Another aspect of the myth of Boann is that she bore Angus. She and the All father of the Tuatha De Danaan, the Dagda, engaged in an illicit affair that resulted in the birth of this god of love. However, since both Boann and the Dagdha wished to keep their rendezvous a secret, they used their divine powers to cause the nine month gestation period to last but a single day – or so it seemed, for the sun was frozen in the sky for those nine months, never setting and never rising. On this magical day, Angus emerged into the world. She held the powers of healing. Variants: Boannan, Boyne.
I captured these photographs in Glenbawn Woods, Clonmel, Co Tipperary in April 2012, these woods are on the banks of the river Suir.

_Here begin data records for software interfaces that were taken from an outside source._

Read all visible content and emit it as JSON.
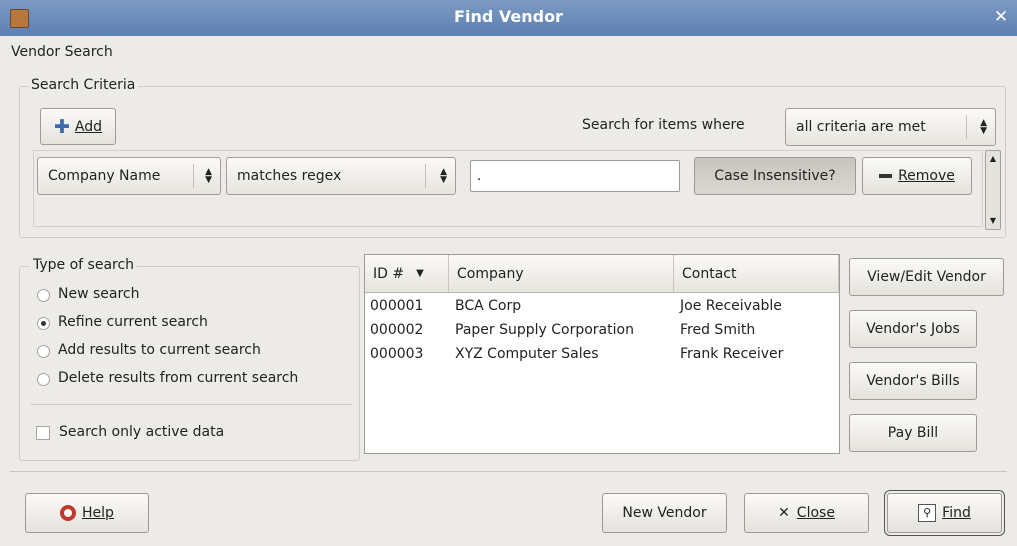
{
  "window": {
    "title": "Find Vendor"
  },
  "section_label": "Vendor Search",
  "criteria": {
    "group_title": "Search Criteria",
    "add_label": "Add",
    "search_for_label": "Search for items where",
    "match_mode": "all criteria are met",
    "row": {
      "field": "Company Name",
      "operator": "matches regex",
      "value": ".",
      "case_label": "Case Insensitive?",
      "remove_label": "Remove"
    }
  },
  "type_of_search": {
    "group_title": "Type of search",
    "options": [
      "New search",
      "Refine current search",
      "Add results to current search",
      "Delete results from current search"
    ],
    "selected": "Refine current search",
    "active_only_label": "Search only active data"
  },
  "results": {
    "columns": [
      "ID #",
      "Company",
      "Contact"
    ],
    "sort_column": "ID #",
    "rows": [
      {
        "id": "000001",
        "company": "BCA Corp",
        "contact": "Joe Receivable"
      },
      {
        "id": "000002",
        "company": "Paper Supply Corporation",
        "contact": "Fred Smith"
      },
      {
        "id": "000003",
        "company": "XYZ Computer Sales",
        "contact": "Frank Receiver"
      }
    ]
  },
  "actions": {
    "view_edit": "View/Edit Vendor",
    "jobs": "Vendor's Jobs",
    "bills": "Vendor's Bills",
    "pay_bill": "Pay Bill"
  },
  "footer": {
    "help": "Help",
    "new_vendor": "New Vendor",
    "close": "Close",
    "find": "Find"
  }
}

Wild Garlic grows very well in many Irish woodlands it needs a dark and wet part of the wood, In this wood part of the walk passed along the banks of the river. This area if covered with Garlic and the smell as you walk through the carpet of it is overpowering an wonderful. I took a large bag with me and collected enough to last me sometime.
Wild Garlic has been used throughout history as a health and healing food and it heals many complaints, this year I will be back again and its out very soon!
Ramsons Wild Garlic
Tall hairless perennial plant, with erect unbranched stem; usually found growing in large colonies. The leaves, normally 2, are upto 20cm long and are broad, pointed and long-stalked. The flowers are white star-shaped with 6 segments. It is readily identified by its strong scent of garlic, particularly if bruised or crushed.
The glossy green leaves of Ramsons, or Wild Garlic are delicious in sandwiches, used sparingly in salads, or added to sauces and dressings. It also makes splendid pesto. The bulb can also be eaten raw or cooked, and can be harvested all year round, though is best used when the plant is dormant from July to December or January. It has a fairly strong garlic flavour, though it is quite small and fiddly to harvest.
Flowers – raw or cooked. These are somewhat stronger than the leaves, in small quantities they make a decorative and very tasty addition to salads. The flowering heads can still be eaten as the seed pods are forming, though the flavour gets even stronger as the seeds ripen.
“maye very well be eaten in April and Maie with butter, of such as are of a strong constitution, and labouring men” – Gerard
Distribution: Throughout UK
Flowering months: April – June
Habitat: Damp woods, hedges, shady damp meadows, streamsides.
Folk Names: Broad-Leaved Garlic, Wild Garlic, Ramsons, Wood Garlic, Roman Garlic
Active ingredients; essential oils, vitamin C, allicin, iron.
Used to treat digestive problems, rheumatism, high blood pressure and asthma. When applied to the skin, this species is rubefacient. Externally, the bruised leaves may be applied to abscesses and boils. It may help the circulation and also be antiviral. A popular cure for the kidney stone and for purifying and strengthening the blood. Alone or with other ingredients it was also used in poultices and as a diuretic.
Ref : Wild Garlic